* Work to be completed:
The response should be an exact repetition of all the entries.

Data extracted from a collection:
[Start of section]
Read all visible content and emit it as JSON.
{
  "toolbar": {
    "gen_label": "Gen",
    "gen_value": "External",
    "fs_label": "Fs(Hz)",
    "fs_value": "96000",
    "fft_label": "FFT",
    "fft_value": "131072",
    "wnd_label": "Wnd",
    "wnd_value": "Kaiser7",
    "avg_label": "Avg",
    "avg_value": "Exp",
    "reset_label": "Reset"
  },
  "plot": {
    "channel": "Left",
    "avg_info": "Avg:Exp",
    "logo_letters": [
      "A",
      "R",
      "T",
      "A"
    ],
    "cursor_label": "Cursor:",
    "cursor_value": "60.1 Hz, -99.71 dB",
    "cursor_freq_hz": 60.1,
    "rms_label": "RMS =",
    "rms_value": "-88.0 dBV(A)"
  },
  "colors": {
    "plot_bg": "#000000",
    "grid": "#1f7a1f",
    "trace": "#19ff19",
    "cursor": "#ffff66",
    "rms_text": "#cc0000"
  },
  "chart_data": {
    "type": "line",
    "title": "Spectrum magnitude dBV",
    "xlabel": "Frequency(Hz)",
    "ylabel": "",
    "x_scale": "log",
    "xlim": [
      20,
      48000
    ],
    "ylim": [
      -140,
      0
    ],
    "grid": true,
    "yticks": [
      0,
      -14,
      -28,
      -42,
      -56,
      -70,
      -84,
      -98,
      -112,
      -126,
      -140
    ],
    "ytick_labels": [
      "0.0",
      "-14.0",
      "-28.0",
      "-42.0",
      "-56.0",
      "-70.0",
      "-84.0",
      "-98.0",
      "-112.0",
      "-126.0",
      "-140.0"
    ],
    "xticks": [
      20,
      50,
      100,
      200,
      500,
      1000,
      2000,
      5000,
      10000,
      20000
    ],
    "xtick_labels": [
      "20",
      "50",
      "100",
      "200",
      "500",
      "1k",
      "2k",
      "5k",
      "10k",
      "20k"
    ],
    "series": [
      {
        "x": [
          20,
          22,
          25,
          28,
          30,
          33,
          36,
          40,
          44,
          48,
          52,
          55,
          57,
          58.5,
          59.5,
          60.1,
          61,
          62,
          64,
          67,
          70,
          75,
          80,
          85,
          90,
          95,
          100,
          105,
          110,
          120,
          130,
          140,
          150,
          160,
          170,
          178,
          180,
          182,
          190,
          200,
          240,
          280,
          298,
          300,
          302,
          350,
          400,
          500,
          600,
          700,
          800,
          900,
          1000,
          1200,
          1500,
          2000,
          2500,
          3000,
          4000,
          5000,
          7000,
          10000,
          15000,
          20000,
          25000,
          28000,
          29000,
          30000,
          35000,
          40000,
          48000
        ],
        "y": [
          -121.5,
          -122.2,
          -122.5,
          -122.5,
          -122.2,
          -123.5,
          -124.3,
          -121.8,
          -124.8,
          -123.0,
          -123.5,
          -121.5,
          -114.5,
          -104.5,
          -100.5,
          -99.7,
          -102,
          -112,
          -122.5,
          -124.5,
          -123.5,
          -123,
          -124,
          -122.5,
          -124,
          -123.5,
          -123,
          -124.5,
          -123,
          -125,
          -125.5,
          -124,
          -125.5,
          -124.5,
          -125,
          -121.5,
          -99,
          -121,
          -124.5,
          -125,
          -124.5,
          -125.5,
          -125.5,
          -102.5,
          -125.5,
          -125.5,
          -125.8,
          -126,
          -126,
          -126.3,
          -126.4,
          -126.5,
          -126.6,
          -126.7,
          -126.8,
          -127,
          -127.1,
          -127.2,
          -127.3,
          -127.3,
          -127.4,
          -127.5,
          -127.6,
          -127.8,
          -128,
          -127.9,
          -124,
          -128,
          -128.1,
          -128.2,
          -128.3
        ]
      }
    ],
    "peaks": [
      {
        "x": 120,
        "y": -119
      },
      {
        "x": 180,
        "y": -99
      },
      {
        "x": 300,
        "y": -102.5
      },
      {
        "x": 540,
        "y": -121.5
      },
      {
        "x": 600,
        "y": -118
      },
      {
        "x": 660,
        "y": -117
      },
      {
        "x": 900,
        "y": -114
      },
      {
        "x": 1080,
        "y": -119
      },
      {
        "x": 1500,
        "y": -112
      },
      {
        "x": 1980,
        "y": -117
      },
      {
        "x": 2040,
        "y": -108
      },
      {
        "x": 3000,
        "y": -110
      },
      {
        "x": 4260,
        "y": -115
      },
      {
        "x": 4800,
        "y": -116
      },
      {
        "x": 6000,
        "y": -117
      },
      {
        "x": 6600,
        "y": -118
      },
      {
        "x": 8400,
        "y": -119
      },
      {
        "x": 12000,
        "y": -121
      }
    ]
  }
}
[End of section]
* Result below:
Read all visible content and emit it as JSON.
{
  "toolbar": {
    "gen_label": "Gen",
    "gen_value": "External",
    "fs_label": "Fs(Hz)",
    "fs_value": "96000",
    "fft_label": "FFT",
    "fft_value": "131072",
    "wnd_label": "Wnd",
    "wnd_value": "Kaiser7",
    "avg_label": "Avg",
    "avg_value": "Exp",
    "reset_label": "Reset"
  },
  "plot": {
    "channel": "Left",
    "avg_info": "Avg:Exp",
    "logo_letters": [
      "A",
      "R",
      "T",
      "A"
    ],
    "cursor_label": "Cursor:",
    "cursor_value": "60.1 Hz, -99.71 dB",
    "cursor_freq_hz": 60.1,
    "rms_label": "RMS =",
    "rms_value": "-88.0 dBV(A)"
  },
  "colors": {
    "plot_bg": "#000000",
    "grid": "#1f7a1f",
    "trace": "#19ff19",
    "cursor": "#ffff66",
    "rms_text": "#cc0000"
  },
  "chart_data": {
    "type": "line",
    "title": "Spectrum magnitude dBV",
    "xlabel": "Frequency(Hz)",
    "ylabel": "",
    "x_scale": "log",
    "xlim": [
      20,
      48000
    ],
    "ylim": [
      -140,
      0
    ],
    "grid": true,
    "yticks": [
      0,
      -14,
      -28,
      -42,
      -56,
      -70,
      -84,
      -98,
      -112,
      -126,
      -140
    ],
    "ytick_labels": [
      "0.0",
      "-14.0",
      "-28.0",
      "-42.0",
      "-56.0",
      "-70.0",
      "-84.0",
      "-98.0",
      "-112.0",
      "-126.0",
      "-140.0"
    ],
    "xticks": [
      20,
      50,
      100,
      200,
      500,
      1000,
      2000,
      5000,
      10000,
      20000
    ],
    "xtick_labels": [
      "20",
      "50",
      "100",
      "200",
      "500",
      "1k",
      "2k",
      "5k",
      "10k",
      "20k"
    ],
    "series": [
      {
        "x": [
          20,
          22,
          25,
          28,
          30,
          33,
          36,
          40,
          44,
          48,
          52,
          55,
          57,
          58.5,
          59.5,
          60.1,
          61,
          62,
          64,
          67,
          70,
          75,
          80,
          85,
          90,
          95,
          100,
          105,
          110,
          120,
          130,
          140,
          150,
          160,
          170,
          178,
          180,
          182,
          190,
          200,
          240,
          280,
          298,
          300,
          302,
          350,
          400,
          500,
          600,
          700,
          800,
          900,
          1000,
          1200,
          1500,
          2000,
          2500,
          3000,
          4000,
          5000,
          7000,
          10000,
          15000,
          20000,
          25000,
          28000,
          29000,
          30000,
          35000,
          40000,
          48000
        ],
        "y": [
          -121.5,
          -122.2,
          -122.5,
          -122.5,
          -122.2,
          -123.5,
          -124.3,
          -121.8,
          -124.8,
          -123.0,
          -123.5,
          -121.5,
          -114.5,
          -104.5,
          -100.5,
          -99.7,
          -102,
          -112,
          -122.5,
          -124.5,
          -123.5,
          -123,
          -124,
          -122.5,
          -124,
          -123.5,
          -123,
          -124.5,
          -123,
          -125,
          -125.5,
          -124,
          -125.5,
          -124.5,
          -125,
          -121.5,
          -99,
          -121,
          -124.5,
          -125,
          -124.5,
          -125.5,
          -125.5,
          -102.5,
          -125.5,
          -125.5,
          -125.8,
          -126,
          -126,
          -126.3,
          -126.4,
          -126.5,
          -126.6,
          -126.7,
          -126.8,
          -127,
          -127.1,
          -127.2,
          -127.3,
          -127.3,
          -127.4,
          -127.5,
          -127.6,
          -127.8,
          -128,
          -127.9,
          -124,
          -128,
          -128.1,
          -128.2,
          -128.3
        ]
      }
    ],
    "peaks": [
      {
        "x": 120,
        "y": -119
      },
      {
        "x": 180,
        "y": -99
      },
      {
        "x": 300,
        "y": -102.5
      },
      {
        "x": 540,
        "y": -121.5
      },
      {
        "x": 600,
        "y": -118
      },
      {
        "x": 660,
        "y": -117
      },
      {
        "x": 900,
        "y": -114
      },
      {
        "x": 1080,
        "y": -119
      },
      {
        "x": 1500,
        "y": -112
      },
      {
        "x": 1980,
        "y": -117
      },
      {
        "x": 2040,
        "y": -108
      },
      {
        "x": 3000,
        "y": -110
      },
      {
        "x": 4260,
        "y": -115
      },
      {
        "x": 4800,
        "y": -116
      },
      {
        "x": 6000,
        "y": -117
      },
      {
        "x": 6600,
        "y": -118
      },
      {
        "x": 8400,
        "y": -119
      },
      {
        "x": 12000,
        "y": -121
      }
    ]
  }
}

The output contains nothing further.